▶ _Exercise directions_
Omit the images. Restate all of the records word for word.

━━ Exercise input

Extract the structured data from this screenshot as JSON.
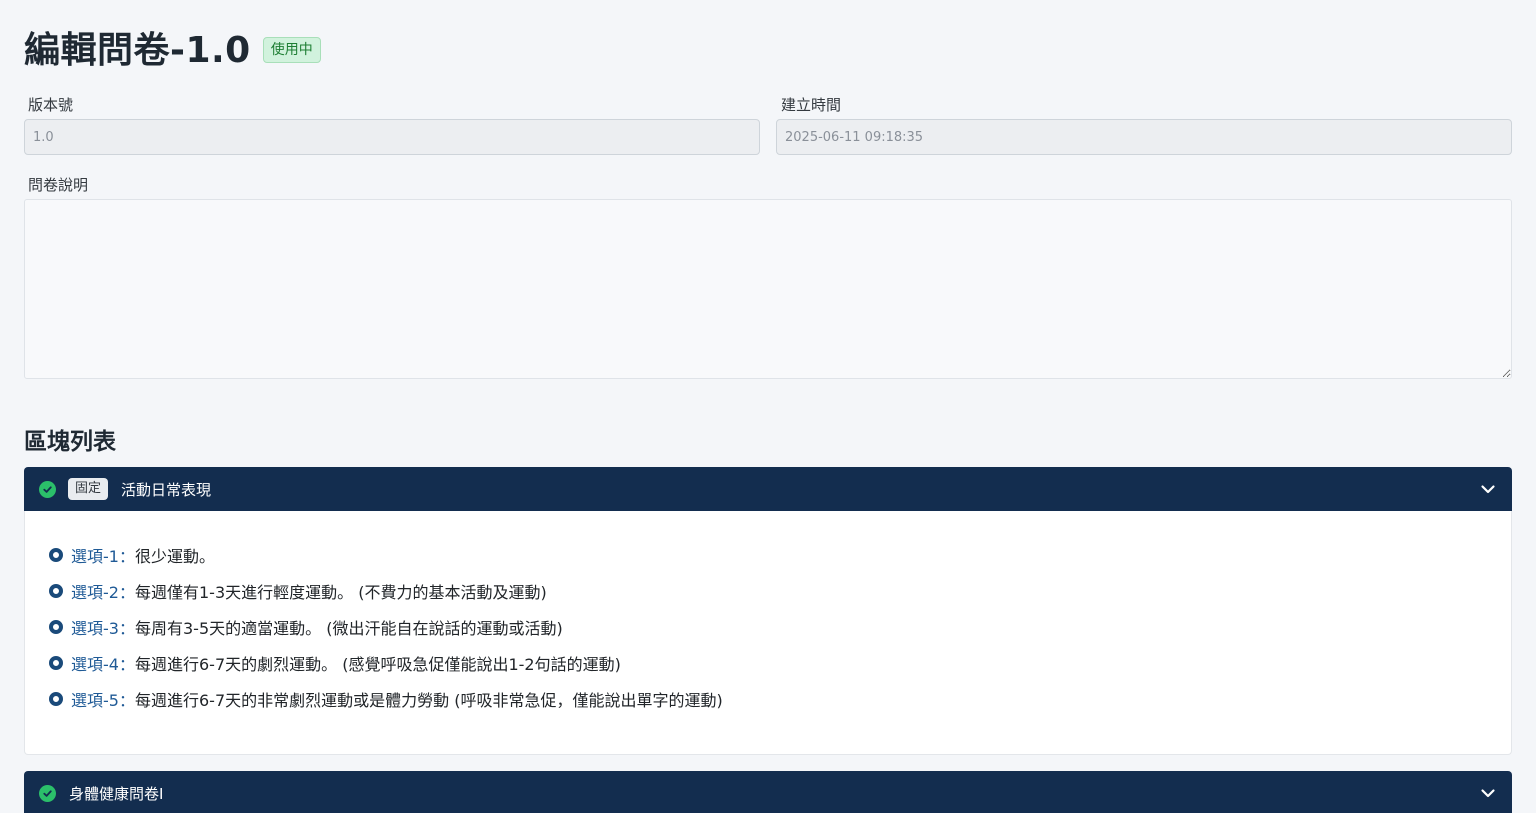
{
  "header": {
    "title": "編輯問卷-1.0",
    "status_badge": "使用中"
  },
  "form": {
    "version_label": "版本號",
    "version_value": "1.0",
    "created_label": "建立時間",
    "created_value": "2025-06-11 09:18:35",
    "description_label": "問卷說明",
    "description_value": ""
  },
  "blocks_section": {
    "title": "區塊列表",
    "blocks": [
      {
        "fixed_badge": "固定",
        "name": "活動日常表現",
        "expanded": true,
        "options": [
          {
            "key": "選項-1",
            "colon": "：",
            "text": "很少運動。"
          },
          {
            "key": "選項-2",
            "colon": "：",
            "text": "每週僅有1-3天進行輕度運動。 (不費力的基本活動及運動)"
          },
          {
            "key": "選項-3",
            "colon": "：",
            "text": "每周有3-5天的適當運動。 (微出汗能自在說話的運動或活動)"
          },
          {
            "key": "選項-4",
            "colon": "：",
            "text": "每週進行6-7天的劇烈運動。 (感覺呼吸急促僅能說出1-2句話的運動)"
          },
          {
            "key": "選項-5",
            "colon": "：",
            "text": "每週進行6-7天的非常劇烈運動或是體力勞動 (呼吸非常急促，僅能說出單字的運動)"
          }
        ]
      },
      {
        "name": "身體健康問卷I",
        "expanded": false
      }
    ]
  },
  "colors": {
    "header_bg": "#132d4f",
    "accent_check": "#2bbf6a",
    "option_key": "#1f5a96",
    "status_badge_bg": "#d1f2dd"
  }
}
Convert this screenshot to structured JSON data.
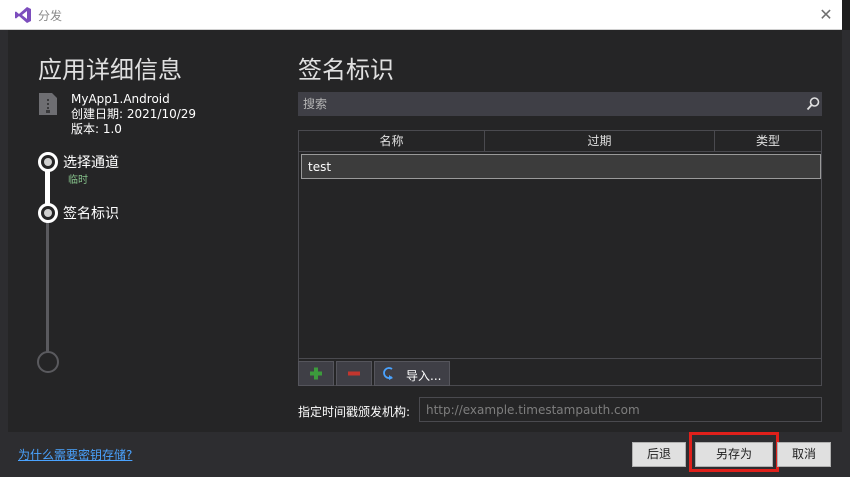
{
  "titlebar": {
    "title": "分发",
    "close_glyph": "✕"
  },
  "left": {
    "title": "应用详细信息",
    "app_name": "MyApp1.Android",
    "app_created": "创建日期: 2021/10/29",
    "app_version": "版本: 1.0",
    "steps": [
      {
        "label": "选择通道",
        "sub": "临时"
      },
      {
        "label": "签名标识"
      }
    ]
  },
  "right": {
    "title": "签名标识",
    "search_placeholder": "搜索",
    "columns": [
      "名称",
      "过期",
      "类型"
    ],
    "rows": [
      {
        "name": "test"
      }
    ],
    "import_label": "导入...",
    "tsa_label": "指定时间戳颁发机构:",
    "tsa_placeholder": "http://example.timestampauth.com"
  },
  "footer": {
    "help_link": "为什么需要密钥存储?",
    "back_label": "后退",
    "save_label": "另存为",
    "cancel_label": "取消"
  },
  "colors": {
    "accent_green": "#3c9b3c",
    "accent_red": "#c3362e",
    "highlight_box": "#e0201b",
    "link": "#4aa3ff"
  },
  "icons": [
    "vs-logo-icon",
    "close-icon",
    "android-app-icon",
    "search-icon",
    "plus-icon",
    "minus-icon",
    "import-icon"
  ]
}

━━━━

▶ _Task solution_
Extract the structured data from this screenshot as JSON.
{
  "header": {
    "title": "編輯問卷-1.0",
    "status_badge": "使用中"
  },
  "form": {
    "version_label": "版本號",
    "version_value": "1.0",
    "created_label": "建立時間",
    "created_value": "2025-06-11 09:18:35",
    "description_label": "問卷說明",
    "description_value": ""
  },
  "blocks_section": {
    "title": "區塊列表",
    "blocks": [
      {
        "fixed_badge": "固定",
        "name": "活動日常表現",
        "expanded": true,
        "options": [
          {
            "key": "選項-1",
            "colon": "：",
            "text": "很少運動。"
          },
          {
            "key": "選項-2",
            "colon": "：",
            "text": "每週僅有1-3天進行輕度運動。 (不費力的基本活動及運動)"
          },
          {
            "key": "選項-3",
            "colon": "：",
            "text": "每周有3-5天的適當運動。 (微出汗能自在說話的運動或活動)"
          },
          {
            "key": "選項-4",
            "colon": "：",
            "text": "每週進行6-7天的劇烈運動。 (感覺呼吸急促僅能說出1-2句話的運動)"
          },
          {
            "key": "選項-5",
            "colon": "：",
            "text": "每週進行6-7天的非常劇烈運動或是體力勞動 (呼吸非常急促，僅能說出單字的運動)"
          }
        ]
      },
      {
        "name": "身體健康問卷I",
        "expanded": false
      }
    ]
  },
  "colors": {
    "header_bg": "#132d4f",
    "accent_check": "#2bbf6a",
    "option_key": "#1f5a96",
    "status_badge_bg": "#d1f2dd"
  }
}
Convert this screenshot to structured JSON data.
{
  "titlebar": {
    "title": "分发",
    "close_glyph": "✕"
  },
  "left": {
    "title": "应用详细信息",
    "app_name": "MyApp1.Android",
    "app_created": "创建日期: 2021/10/29",
    "app_version": "版本: 1.0",
    "steps": [
      {
        "label": "选择通道",
        "sub": "临时"
      },
      {
        "label": "签名标识"
      }
    ]
  },
  "right": {
    "title": "签名标识",
    "search_placeholder": "搜索",
    "columns": [
      "名称",
      "过期",
      "类型"
    ],
    "rows": [
      {
        "name": "test"
      }
    ],
    "import_label": "导入...",
    "tsa_label": "指定时间戳颁发机构:",
    "tsa_placeholder": "http://example.timestampauth.com"
  },
  "footer": {
    "help_link": "为什么需要密钥存储?",
    "back_label": "后退",
    "save_label": "另存为",
    "cancel_label": "取消"
  },
  "colors": {
    "accent_green": "#3c9b3c",
    "accent_red": "#c3362e",
    "highlight_box": "#e0201b",
    "link": "#4aa3ff"
  },
  "icons": [
    "vs-logo-icon",
    "close-icon",
    "android-app-icon",
    "search-icon",
    "plus-icon",
    "minus-icon",
    "import-icon"
  ]
}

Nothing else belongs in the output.